__Your goal__
Show each line from the listing that includes the word "this".
*** Given entries ***
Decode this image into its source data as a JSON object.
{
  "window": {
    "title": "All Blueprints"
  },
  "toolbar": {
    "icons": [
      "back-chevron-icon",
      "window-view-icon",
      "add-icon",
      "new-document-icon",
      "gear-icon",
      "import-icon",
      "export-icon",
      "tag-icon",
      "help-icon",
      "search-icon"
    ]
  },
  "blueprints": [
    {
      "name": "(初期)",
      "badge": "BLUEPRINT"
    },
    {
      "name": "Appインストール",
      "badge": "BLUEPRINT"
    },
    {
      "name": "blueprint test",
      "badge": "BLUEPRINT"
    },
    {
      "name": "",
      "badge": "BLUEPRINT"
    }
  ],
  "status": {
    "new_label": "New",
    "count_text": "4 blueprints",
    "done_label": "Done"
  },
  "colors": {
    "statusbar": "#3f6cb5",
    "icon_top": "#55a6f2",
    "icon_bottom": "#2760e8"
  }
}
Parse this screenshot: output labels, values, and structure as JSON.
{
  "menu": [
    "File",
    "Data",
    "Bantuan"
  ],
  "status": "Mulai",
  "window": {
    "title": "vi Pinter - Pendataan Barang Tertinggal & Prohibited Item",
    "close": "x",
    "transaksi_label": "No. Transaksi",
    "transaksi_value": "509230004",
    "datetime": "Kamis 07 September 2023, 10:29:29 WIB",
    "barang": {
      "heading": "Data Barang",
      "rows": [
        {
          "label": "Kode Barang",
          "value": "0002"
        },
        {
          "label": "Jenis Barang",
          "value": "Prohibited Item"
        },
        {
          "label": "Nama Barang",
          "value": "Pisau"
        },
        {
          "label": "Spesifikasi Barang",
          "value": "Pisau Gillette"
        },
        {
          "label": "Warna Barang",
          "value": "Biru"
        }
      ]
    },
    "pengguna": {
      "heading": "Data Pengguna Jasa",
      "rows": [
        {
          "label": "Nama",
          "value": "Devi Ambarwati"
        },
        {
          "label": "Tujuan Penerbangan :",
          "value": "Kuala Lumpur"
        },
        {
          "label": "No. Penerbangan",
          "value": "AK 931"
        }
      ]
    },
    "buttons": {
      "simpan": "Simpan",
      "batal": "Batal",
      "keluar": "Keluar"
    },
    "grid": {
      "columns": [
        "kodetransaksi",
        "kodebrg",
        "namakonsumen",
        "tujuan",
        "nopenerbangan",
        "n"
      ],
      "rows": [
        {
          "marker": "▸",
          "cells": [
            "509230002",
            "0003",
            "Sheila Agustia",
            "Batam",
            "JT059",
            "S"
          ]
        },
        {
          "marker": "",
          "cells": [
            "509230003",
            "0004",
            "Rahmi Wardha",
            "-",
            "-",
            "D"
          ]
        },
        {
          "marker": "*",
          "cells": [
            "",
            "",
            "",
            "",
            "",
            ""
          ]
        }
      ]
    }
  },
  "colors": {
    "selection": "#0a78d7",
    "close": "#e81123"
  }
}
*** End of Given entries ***
__Answer to the exercise__
Decode this image into its source data as a JSON object.
Parse this screenshot: output labels, values, and structure as JSON.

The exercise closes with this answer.